## 2500.61 – Cows, Sheep, Horses

Kurt, David, and Chris paid a total of 100 dollars to buy a pasture. They split up the cost according to the amount of grass their animals would eat. Kurt put in 9 horses; David put in 12 cows for twice as long as Kurt’s horses; and Chris put in some sheep for 2.5 times as long as David's cows. If Chris paid half the cost of the pasture, how many sheep did Chris have, and how much did Kurt and David each pay?
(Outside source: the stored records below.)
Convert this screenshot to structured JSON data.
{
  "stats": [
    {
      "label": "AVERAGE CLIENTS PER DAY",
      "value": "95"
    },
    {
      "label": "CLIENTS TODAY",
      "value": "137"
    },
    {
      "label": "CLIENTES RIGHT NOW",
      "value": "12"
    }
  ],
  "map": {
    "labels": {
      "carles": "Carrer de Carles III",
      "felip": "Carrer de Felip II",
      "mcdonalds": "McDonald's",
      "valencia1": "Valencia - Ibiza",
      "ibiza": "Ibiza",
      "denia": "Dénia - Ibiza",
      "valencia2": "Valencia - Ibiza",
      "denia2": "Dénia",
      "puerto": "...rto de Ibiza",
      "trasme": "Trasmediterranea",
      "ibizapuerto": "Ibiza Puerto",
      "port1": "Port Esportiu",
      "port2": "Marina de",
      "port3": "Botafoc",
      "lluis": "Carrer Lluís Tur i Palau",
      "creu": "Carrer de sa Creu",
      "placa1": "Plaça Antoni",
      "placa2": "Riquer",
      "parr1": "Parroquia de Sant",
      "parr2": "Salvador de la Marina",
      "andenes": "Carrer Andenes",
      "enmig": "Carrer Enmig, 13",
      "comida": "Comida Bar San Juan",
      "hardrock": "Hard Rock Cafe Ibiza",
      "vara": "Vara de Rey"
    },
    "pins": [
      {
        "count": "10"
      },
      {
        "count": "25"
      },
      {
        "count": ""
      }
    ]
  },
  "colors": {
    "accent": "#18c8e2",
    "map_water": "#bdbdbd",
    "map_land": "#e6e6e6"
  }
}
It will be helpful to know that, in a given amount of time, 6 cows eat as much as 4 horses and 10 sheep eat as much as 3 cows.

Solution

First, note that "12 cows for twice the time" equals 24 cows for the same time, and "s sheep at 2½ cow time" equals 2.5s sheep at David’s time, or 5s sheep at Kurt’s time.

Also, note that since, in price 6 cows = 4 horses → 3 cows = 2 horses and 10 sheep = 3 cows, we can say that 10 sheep = 2 horses → 5 sheep = 1 horse in terms of eating capacity and, therefore, price.

So, let's make a chart and convert everything to horses. See below.

Now, we know that, if he were paying for horses, Chris would have 25 horses. Instead, he owned sheep that ate at 1/5 the speed of horses, so he had to be paying for 5x as many, putting his total number at 125 sheep.

However, that is 125 sheep bought for Kurt’s amount of time. Each of Chris’s sheep is in the pasture for five times as long as one of Kurt’s animals, so he would only be paying for 1/5 as many sheep, bringing his number back to 25 sheep.

Whew! Sorting out what to do with all of those numbers is quite a challenge.